What to BuyThe great thing about David Bowie is that, like a visual artist, his career is defined by periods. There are the early days, from the beginnings as David Jones (his real name) up to the early 1970s, then Ziggy, Aladdin Sane, the Thin White Duke, Berlin, and so on. You can specialise in collecting artefacts from one period, or try to span the entire career.
Most people go for the time up to 1983, when Bowie was at his most famous, selling out arenas around the globe. Posters from the first half of the 1970s are likely to cost you up to £200, and they’re not too easy to find, with concert handbills and postcards a little cheaper.
One dealer has a selection of “fine art prints,” which are basically concert photos, although you should be aware that they’re more memorabilia by association than true memorabilia. Much better value are the promotional packs record companies send out to journalists and radio stations with advances of a record.

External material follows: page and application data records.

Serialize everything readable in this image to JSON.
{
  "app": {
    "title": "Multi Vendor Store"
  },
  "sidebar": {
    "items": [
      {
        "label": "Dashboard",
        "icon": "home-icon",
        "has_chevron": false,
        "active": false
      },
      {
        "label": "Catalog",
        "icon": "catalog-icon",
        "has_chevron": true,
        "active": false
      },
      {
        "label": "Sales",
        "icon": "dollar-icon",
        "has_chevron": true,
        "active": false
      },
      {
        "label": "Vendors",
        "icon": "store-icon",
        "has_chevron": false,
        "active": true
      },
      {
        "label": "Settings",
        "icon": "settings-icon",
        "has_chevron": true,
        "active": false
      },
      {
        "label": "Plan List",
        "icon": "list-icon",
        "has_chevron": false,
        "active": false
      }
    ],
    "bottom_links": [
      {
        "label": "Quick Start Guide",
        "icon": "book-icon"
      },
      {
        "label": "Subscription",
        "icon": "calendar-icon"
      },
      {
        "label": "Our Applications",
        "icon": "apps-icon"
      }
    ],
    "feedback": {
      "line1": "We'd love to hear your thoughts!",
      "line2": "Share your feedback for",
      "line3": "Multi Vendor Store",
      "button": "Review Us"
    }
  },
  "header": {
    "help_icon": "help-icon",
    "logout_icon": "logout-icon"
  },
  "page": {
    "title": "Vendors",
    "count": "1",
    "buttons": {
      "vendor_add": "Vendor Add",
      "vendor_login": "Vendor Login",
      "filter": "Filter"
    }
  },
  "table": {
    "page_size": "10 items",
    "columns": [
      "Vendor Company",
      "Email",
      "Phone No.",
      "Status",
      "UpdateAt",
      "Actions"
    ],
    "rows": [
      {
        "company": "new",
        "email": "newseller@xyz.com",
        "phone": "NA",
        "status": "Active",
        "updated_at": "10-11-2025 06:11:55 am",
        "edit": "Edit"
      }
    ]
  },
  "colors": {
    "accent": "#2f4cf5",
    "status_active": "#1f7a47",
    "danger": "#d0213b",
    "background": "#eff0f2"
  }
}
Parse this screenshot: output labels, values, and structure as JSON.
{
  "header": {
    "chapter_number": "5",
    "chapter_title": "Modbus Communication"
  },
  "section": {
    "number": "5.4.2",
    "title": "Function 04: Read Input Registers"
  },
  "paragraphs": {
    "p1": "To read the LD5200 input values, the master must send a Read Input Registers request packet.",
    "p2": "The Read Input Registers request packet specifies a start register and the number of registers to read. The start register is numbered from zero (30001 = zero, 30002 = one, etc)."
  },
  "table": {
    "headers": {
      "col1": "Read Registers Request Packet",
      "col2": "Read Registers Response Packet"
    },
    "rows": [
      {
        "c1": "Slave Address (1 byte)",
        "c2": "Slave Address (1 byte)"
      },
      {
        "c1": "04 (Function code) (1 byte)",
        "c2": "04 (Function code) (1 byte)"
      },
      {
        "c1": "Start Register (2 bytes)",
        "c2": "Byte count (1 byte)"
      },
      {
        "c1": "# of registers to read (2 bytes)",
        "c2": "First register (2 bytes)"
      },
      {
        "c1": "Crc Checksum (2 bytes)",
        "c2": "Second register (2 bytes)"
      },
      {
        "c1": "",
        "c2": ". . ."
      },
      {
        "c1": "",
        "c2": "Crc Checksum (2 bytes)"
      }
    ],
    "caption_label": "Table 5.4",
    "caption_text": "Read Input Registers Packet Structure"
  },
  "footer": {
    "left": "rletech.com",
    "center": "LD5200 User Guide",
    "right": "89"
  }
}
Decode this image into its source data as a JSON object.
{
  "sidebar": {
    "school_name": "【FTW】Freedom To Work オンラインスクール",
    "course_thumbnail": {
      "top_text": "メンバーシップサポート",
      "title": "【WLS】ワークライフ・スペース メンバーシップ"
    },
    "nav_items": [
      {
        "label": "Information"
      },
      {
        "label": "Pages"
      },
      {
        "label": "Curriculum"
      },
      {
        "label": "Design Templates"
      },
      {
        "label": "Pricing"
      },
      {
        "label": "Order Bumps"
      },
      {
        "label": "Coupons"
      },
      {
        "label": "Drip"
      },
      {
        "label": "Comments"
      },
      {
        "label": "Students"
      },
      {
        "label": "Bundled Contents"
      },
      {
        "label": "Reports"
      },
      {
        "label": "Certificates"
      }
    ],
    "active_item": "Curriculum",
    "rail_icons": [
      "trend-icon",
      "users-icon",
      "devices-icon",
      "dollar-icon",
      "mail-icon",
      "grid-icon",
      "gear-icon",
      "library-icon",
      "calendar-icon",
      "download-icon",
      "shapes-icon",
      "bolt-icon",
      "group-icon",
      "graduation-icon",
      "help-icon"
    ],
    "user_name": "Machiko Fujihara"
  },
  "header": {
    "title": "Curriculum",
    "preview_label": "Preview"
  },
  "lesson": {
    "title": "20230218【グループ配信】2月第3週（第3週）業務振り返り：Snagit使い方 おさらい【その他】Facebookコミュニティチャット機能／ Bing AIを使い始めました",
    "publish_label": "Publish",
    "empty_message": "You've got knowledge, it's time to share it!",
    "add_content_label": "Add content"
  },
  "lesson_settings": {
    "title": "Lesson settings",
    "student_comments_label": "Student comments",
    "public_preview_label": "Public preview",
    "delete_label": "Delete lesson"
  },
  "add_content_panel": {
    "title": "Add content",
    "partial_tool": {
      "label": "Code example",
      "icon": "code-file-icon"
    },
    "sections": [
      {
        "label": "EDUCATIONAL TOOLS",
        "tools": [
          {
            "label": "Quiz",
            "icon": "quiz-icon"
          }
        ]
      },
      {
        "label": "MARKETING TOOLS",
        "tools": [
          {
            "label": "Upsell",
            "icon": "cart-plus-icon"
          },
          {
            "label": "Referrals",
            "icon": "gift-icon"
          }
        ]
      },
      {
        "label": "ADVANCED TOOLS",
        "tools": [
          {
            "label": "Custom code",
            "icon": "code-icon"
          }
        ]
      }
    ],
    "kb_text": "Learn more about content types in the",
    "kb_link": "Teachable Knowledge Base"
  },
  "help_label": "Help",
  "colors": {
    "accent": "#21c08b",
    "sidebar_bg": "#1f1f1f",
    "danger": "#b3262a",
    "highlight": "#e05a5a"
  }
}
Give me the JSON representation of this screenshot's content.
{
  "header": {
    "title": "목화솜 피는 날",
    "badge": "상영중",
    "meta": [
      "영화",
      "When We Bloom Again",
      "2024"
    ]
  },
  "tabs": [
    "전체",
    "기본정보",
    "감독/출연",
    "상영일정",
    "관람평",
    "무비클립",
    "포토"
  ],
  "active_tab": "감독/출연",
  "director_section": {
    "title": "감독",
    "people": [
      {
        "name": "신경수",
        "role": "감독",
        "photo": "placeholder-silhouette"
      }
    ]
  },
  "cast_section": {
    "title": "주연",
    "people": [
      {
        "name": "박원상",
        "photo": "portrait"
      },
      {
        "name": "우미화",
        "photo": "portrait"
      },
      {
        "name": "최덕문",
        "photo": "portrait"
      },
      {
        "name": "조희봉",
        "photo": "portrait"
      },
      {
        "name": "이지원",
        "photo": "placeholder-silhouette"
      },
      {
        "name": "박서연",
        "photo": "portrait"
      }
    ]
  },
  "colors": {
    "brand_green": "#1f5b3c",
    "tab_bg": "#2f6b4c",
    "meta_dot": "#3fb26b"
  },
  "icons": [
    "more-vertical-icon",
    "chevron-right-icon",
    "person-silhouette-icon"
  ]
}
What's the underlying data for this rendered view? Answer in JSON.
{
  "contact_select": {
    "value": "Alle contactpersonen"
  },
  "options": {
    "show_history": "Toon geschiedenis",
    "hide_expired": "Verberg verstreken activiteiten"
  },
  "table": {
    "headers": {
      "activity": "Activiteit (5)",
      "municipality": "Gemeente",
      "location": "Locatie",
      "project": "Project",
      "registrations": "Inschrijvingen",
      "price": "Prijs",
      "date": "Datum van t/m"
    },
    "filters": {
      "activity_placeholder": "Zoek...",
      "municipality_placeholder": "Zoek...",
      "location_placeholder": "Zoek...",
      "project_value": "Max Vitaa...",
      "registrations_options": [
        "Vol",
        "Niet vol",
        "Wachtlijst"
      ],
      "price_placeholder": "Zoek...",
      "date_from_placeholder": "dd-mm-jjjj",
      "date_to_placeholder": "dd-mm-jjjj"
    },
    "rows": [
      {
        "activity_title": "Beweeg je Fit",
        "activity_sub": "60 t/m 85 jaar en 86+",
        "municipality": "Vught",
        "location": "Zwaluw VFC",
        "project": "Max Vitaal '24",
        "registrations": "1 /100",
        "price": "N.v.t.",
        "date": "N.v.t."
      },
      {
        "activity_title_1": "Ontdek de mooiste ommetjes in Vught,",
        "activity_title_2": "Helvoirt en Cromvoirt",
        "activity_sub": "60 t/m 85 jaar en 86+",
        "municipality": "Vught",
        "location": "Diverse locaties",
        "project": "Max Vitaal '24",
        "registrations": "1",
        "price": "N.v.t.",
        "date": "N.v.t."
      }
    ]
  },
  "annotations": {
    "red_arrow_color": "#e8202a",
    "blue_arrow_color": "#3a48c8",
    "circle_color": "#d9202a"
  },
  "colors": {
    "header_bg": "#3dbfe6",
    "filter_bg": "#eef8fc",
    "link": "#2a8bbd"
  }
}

Depending on the album, they can run £15-50 (the earlier the better – a dealer was offering just the photo from a 1969 pack for £50). One exception would be the press pack for the film Merry Christmas, Mr. Lawrence, which featured Bowie; if you find a copy of it, expect to pay around £100. Concert programmes are among the cheap end of memorabilia, going from around £10-30 for Bowie tours.
If you can find a tour itinerary, expect to pay a bit more. These are issued to musicians and crew at the beginning of a tour so they know where they’re expected to be and when. The chances are that you’ll only find these for more recent tours, at a cost of £75-100.
Gold and platinum records for Bowie are rare, and not just because his days of big-selling albums are well behind him! Depending on the record and the award, you’re looking at spending from £400-750, which is actually quite a fair price, given the small availability. However, the dealer that was selling the RIAA platinum disc for Never Let Me Down had lowered his price to £750 from £1,000, indicating that the market in Bowie memorabilia probably isn’t as strong as he’d hoped.
Where to BuyNext to nothing comes up with the big, or even the smaller, auction houses. At times he will donate items for charity auctions – a piece of his artwork, or even a pair of boots (they sold for £1,300). That said, you can sometimes find Bowie memorabilia on eBay, such as a signed, limited edition print of the Ziggy Stardust cover, whose starting bid was £750.
The best place to look for Bowie material is the dealers, and few of them carry items. If you can find good items – the gold and platinum albums or the rare posters, for instance – then there will be an appreciation in value. However, it’s unlikely that Bowie memorabilia will rocket in worth very quickly.